#### Task instructions
Here is a block of records. Copy every line in it that includes "Events".

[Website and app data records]
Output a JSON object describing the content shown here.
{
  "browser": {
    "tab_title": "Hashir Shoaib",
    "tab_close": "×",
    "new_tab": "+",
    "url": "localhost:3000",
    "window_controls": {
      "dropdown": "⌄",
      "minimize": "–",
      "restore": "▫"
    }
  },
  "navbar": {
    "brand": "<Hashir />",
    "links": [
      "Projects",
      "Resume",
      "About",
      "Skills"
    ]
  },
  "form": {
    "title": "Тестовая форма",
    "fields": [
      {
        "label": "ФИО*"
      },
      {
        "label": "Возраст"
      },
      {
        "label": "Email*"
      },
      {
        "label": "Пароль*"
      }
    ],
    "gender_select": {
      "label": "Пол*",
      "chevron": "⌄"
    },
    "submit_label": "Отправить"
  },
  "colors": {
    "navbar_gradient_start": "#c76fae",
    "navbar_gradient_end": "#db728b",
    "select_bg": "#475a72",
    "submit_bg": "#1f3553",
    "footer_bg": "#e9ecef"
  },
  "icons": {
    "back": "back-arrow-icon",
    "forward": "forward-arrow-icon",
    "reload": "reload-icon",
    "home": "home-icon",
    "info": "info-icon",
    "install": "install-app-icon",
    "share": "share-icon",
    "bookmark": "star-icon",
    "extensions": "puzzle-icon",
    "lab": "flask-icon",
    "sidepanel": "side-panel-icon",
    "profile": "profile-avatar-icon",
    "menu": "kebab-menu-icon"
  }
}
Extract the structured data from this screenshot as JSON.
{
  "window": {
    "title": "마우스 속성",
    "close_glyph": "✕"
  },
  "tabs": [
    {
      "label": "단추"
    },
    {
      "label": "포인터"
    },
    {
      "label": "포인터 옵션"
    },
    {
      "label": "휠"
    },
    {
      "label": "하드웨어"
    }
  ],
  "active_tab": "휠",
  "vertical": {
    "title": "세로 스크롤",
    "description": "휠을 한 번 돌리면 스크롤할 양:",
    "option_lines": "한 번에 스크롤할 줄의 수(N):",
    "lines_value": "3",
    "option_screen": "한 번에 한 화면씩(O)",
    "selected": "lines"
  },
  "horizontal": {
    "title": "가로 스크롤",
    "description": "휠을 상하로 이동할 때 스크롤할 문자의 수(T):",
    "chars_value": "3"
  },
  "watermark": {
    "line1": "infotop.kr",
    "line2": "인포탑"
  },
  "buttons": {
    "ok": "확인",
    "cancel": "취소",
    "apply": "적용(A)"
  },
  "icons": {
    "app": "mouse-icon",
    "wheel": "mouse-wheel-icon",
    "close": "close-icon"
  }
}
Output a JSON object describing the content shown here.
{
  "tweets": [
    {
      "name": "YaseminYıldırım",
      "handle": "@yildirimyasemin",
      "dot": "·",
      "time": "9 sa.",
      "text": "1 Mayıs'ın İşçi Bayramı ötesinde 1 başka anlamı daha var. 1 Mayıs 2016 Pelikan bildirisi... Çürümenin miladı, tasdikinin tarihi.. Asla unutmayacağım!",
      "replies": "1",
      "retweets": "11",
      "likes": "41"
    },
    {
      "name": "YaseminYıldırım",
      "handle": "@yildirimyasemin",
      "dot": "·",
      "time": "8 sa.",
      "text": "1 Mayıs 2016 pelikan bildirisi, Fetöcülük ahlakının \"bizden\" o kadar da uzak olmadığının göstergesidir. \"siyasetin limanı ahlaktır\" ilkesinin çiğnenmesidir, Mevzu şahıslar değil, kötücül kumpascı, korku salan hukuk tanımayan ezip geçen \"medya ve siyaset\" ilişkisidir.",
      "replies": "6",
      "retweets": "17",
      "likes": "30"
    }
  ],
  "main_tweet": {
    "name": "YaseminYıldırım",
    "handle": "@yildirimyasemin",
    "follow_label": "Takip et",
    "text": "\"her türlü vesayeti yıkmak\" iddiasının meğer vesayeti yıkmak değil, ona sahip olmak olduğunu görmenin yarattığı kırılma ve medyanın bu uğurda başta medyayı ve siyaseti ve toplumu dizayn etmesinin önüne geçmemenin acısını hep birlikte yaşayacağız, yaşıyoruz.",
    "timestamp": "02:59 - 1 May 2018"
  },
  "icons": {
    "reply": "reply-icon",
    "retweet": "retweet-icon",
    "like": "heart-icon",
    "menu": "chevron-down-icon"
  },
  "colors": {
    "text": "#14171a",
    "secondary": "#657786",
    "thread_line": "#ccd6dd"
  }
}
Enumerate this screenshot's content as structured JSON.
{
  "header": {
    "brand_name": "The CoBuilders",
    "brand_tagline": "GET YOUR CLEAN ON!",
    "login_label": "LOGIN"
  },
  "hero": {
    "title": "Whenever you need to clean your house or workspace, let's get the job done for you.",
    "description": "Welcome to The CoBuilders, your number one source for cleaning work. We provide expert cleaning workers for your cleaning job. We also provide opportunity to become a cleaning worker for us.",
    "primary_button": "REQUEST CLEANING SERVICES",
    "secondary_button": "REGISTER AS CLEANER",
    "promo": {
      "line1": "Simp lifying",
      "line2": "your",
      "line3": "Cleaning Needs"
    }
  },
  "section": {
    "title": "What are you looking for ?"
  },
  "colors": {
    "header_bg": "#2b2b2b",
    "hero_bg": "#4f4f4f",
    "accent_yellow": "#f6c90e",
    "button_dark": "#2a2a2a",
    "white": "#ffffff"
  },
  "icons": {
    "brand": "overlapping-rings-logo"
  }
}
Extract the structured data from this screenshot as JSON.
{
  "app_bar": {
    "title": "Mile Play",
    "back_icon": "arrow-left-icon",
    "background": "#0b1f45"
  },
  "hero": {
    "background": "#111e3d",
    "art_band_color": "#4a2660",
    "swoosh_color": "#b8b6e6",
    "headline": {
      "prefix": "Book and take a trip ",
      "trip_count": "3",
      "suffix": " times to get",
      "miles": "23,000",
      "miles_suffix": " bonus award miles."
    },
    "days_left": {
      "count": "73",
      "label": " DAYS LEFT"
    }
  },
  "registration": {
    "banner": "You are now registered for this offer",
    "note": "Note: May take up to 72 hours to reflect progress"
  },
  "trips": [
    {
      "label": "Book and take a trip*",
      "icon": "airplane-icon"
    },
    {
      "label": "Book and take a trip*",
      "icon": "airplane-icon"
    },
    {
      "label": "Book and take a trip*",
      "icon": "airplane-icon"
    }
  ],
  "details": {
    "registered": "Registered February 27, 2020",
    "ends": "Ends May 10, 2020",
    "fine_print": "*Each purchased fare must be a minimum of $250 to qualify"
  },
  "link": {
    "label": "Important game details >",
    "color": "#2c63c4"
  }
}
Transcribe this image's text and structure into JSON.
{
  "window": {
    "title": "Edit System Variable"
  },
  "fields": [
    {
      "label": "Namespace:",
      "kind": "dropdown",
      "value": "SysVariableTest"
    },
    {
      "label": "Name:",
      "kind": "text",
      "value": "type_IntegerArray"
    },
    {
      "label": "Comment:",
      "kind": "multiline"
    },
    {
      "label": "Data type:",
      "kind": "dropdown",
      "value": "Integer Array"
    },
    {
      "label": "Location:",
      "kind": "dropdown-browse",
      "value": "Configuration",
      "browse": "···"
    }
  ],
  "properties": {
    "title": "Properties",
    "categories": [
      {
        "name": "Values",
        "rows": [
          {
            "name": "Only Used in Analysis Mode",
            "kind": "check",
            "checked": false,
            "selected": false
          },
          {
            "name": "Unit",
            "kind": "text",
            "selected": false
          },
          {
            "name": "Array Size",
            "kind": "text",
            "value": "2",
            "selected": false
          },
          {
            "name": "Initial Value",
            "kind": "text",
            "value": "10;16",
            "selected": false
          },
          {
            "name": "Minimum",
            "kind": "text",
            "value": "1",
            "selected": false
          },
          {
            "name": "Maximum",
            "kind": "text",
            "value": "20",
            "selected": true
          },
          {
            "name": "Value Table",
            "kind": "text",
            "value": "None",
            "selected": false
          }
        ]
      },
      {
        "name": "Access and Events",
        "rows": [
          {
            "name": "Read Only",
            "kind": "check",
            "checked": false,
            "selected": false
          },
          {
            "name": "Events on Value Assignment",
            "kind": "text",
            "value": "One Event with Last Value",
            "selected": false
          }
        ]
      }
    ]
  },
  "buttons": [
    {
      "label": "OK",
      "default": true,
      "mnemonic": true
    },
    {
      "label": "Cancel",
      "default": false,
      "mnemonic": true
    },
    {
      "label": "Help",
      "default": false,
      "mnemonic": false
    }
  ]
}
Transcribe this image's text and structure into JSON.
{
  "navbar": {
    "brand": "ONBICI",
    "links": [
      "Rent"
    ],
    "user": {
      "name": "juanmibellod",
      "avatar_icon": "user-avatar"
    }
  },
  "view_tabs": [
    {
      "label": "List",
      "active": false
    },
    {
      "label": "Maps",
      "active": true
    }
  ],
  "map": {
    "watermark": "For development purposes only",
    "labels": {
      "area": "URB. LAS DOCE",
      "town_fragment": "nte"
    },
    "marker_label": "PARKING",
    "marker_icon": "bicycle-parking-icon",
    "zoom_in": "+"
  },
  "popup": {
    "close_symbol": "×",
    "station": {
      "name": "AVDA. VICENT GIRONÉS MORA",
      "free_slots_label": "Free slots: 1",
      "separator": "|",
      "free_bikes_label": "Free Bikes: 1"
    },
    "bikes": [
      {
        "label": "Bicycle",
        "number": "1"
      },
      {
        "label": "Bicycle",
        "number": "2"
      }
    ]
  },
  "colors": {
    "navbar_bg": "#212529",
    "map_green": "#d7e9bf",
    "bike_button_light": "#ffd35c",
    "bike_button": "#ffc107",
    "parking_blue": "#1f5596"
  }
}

#### Answer below
        "name": "Access and Events",
            "name": "Events on Value Assignment",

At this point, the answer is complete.